__The problem__. Go over the material below and report every line that contains the word "Select".

__Data for processing__.
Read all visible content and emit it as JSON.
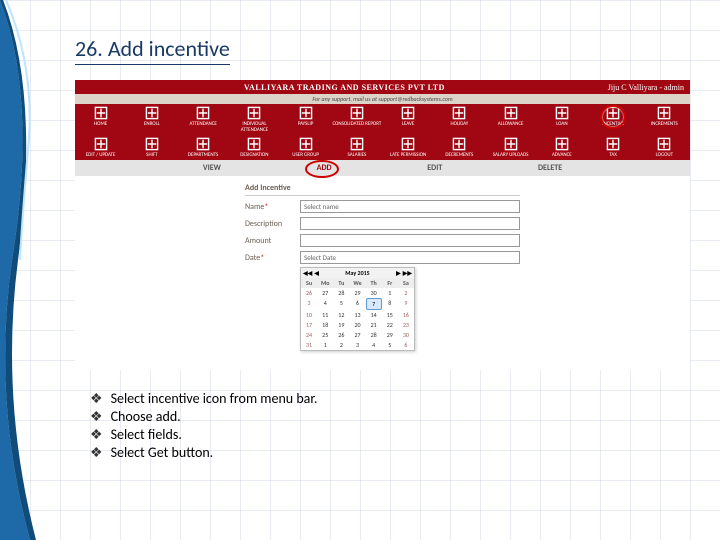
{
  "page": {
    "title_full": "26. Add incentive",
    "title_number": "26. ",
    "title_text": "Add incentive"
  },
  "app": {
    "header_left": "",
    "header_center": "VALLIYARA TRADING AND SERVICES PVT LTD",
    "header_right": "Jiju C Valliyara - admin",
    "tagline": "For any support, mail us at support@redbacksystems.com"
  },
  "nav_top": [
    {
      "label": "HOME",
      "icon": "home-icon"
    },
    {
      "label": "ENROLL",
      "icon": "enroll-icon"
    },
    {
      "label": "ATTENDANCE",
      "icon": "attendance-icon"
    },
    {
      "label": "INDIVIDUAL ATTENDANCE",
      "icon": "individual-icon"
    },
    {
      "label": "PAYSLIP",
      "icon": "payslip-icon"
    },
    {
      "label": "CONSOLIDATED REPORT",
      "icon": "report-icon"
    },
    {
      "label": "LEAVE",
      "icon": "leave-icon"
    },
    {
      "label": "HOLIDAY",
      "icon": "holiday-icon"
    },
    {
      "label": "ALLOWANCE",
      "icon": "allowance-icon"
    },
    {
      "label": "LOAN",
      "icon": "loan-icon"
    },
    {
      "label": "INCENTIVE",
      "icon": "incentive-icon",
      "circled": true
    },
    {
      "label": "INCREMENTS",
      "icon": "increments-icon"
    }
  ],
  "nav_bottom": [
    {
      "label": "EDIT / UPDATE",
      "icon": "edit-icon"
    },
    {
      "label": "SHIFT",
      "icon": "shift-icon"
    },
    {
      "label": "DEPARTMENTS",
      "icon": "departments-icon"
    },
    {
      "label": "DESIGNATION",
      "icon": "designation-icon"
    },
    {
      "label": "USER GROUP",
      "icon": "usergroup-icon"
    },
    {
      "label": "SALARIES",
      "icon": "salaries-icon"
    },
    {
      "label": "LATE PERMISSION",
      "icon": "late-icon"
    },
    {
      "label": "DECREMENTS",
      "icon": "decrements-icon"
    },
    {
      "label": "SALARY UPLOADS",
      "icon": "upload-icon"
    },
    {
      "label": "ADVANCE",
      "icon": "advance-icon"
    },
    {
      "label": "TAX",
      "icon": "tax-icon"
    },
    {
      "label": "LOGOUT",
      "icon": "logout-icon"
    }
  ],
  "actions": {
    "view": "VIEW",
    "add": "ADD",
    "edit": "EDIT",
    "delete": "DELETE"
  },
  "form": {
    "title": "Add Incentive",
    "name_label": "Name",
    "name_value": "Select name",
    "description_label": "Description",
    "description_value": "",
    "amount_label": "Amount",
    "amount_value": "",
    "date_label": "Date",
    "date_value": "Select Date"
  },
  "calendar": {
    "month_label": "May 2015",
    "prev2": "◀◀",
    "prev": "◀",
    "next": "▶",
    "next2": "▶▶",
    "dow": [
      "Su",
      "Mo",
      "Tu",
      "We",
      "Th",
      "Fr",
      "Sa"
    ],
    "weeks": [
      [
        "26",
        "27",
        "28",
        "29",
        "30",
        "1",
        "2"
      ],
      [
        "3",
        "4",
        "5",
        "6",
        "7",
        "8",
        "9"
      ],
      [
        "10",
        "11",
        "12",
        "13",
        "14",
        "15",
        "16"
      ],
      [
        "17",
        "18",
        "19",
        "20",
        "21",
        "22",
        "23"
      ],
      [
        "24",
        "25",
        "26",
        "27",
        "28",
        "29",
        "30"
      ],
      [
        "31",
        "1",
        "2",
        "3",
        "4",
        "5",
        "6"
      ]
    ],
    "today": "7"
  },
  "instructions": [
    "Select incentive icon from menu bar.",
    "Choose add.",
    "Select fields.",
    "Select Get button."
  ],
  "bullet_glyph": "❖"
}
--
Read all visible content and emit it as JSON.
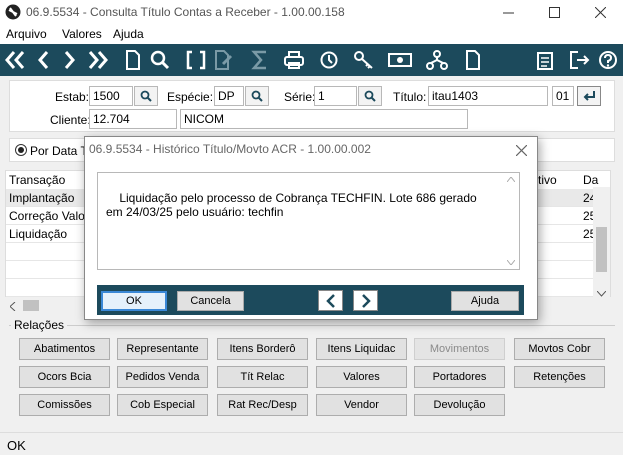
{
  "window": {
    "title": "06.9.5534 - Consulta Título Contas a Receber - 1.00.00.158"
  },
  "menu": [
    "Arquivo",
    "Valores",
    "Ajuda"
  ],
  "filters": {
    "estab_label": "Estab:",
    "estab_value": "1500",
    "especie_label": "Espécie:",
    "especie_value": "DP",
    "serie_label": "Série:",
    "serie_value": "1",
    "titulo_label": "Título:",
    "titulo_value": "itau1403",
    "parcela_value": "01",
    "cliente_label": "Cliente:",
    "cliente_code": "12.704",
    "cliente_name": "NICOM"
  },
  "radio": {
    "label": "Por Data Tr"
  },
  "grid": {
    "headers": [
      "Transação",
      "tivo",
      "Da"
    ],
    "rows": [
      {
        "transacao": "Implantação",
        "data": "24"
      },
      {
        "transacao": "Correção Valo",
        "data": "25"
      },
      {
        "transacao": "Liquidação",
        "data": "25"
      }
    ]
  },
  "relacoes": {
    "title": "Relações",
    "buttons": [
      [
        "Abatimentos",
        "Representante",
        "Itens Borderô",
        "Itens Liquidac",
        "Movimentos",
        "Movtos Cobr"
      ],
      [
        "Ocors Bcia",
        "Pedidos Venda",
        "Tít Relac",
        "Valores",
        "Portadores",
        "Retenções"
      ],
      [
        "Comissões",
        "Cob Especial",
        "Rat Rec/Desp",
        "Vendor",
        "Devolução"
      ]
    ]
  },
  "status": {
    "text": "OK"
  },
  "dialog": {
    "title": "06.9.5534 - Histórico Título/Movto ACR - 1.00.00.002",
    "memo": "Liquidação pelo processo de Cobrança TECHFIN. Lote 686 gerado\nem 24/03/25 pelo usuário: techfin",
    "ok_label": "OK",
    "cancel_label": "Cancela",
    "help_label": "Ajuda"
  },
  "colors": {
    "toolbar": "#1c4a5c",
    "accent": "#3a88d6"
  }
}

__Completed exercise__.
    "name_value": "Select name",
    "date_value": "Select Date"
    "Select incentive icon from menu bar.",
    "Select fields.",
    "Select Get button."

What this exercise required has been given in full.